> TASK DIRECTIONS
Return the entries exactly as they appear.
****************
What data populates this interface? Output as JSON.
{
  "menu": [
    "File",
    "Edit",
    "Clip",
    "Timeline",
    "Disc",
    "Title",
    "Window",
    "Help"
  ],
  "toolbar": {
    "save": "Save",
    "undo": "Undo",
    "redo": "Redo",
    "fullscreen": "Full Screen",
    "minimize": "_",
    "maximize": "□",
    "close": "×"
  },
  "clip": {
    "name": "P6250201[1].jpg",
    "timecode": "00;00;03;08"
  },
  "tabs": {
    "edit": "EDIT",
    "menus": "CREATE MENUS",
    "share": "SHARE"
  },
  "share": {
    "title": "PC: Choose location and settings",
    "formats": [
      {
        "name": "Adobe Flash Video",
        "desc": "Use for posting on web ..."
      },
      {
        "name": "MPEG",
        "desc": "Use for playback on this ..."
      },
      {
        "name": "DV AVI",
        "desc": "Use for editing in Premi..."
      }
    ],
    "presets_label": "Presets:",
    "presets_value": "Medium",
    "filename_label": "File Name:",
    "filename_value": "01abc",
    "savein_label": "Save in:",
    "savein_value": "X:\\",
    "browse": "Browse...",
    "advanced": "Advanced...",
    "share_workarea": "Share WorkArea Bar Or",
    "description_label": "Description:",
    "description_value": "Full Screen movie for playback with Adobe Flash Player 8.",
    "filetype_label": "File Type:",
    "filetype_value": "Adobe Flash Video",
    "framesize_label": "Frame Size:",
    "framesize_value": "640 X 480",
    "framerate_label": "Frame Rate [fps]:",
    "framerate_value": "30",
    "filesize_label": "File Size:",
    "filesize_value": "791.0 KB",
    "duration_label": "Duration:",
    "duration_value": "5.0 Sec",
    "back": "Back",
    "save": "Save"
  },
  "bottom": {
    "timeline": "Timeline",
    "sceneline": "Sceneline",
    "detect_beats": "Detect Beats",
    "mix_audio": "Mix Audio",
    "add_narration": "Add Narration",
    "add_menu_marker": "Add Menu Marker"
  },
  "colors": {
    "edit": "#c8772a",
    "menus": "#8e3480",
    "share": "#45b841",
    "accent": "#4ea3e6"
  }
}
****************
> SOLUTION BELOW
What data populates this interface? Output as JSON.
{
  "menu": [
    "File",
    "Edit",
    "Clip",
    "Timeline",
    "Disc",
    "Title",
    "Window",
    "Help"
  ],
  "toolbar": {
    "save": "Save",
    "undo": "Undo",
    "redo": "Redo",
    "fullscreen": "Full Screen",
    "minimize": "_",
    "maximize": "□",
    "close": "×"
  },
  "clip": {
    "name": "P6250201[1].jpg",
    "timecode": "00;00;03;08"
  },
  "tabs": {
    "edit": "EDIT",
    "menus": "CREATE MENUS",
    "share": "SHARE"
  },
  "share": {
    "title": "PC: Choose location and settings",
    "formats": [
      {
        "name": "Adobe Flash Video",
        "desc": "Use for posting on web ..."
      },
      {
        "name": "MPEG",
        "desc": "Use for playback on this ..."
      },
      {
        "name": "DV AVI",
        "desc": "Use for editing in Premi..."
      }
    ],
    "presets_label": "Presets:",
    "presets_value": "Medium",
    "filename_label": "File Name:",
    "filename_value": "01abc",
    "savein_label": "Save in:",
    "savein_value": "X:\\",
    "browse": "Browse...",
    "advanced": "Advanced...",
    "share_workarea": "Share WorkArea Bar Or",
    "description_label": "Description:",
    "description_value": "Full Screen movie for playback with Adobe Flash Player 8.",
    "filetype_label": "File Type:",
    "filetype_value": "Adobe Flash Video",
    "framesize_label": "Frame Size:",
    "framesize_value": "640 X 480",
    "framerate_label": "Frame Rate [fps]:",
    "framerate_value": "30",
    "filesize_label": "File Size:",
    "filesize_value": "791.0 KB",
    "duration_label": "Duration:",
    "duration_value": "5.0 Sec",
    "back": "Back",
    "save": "Save"
  },
  "bottom": {
    "timeline": "Timeline",
    "sceneline": "Sceneline",
    "detect_beats": "Detect Beats",
    "mix_audio": "Mix Audio",
    "add_narration": "Add Narration",
    "add_menu_marker": "Add Menu Marker"
  },
  "colors": {
    "edit": "#c8772a",
    "menus": "#8e3480",
    "share": "#45b841",
    "accent": "#4ea3e6"
  }
}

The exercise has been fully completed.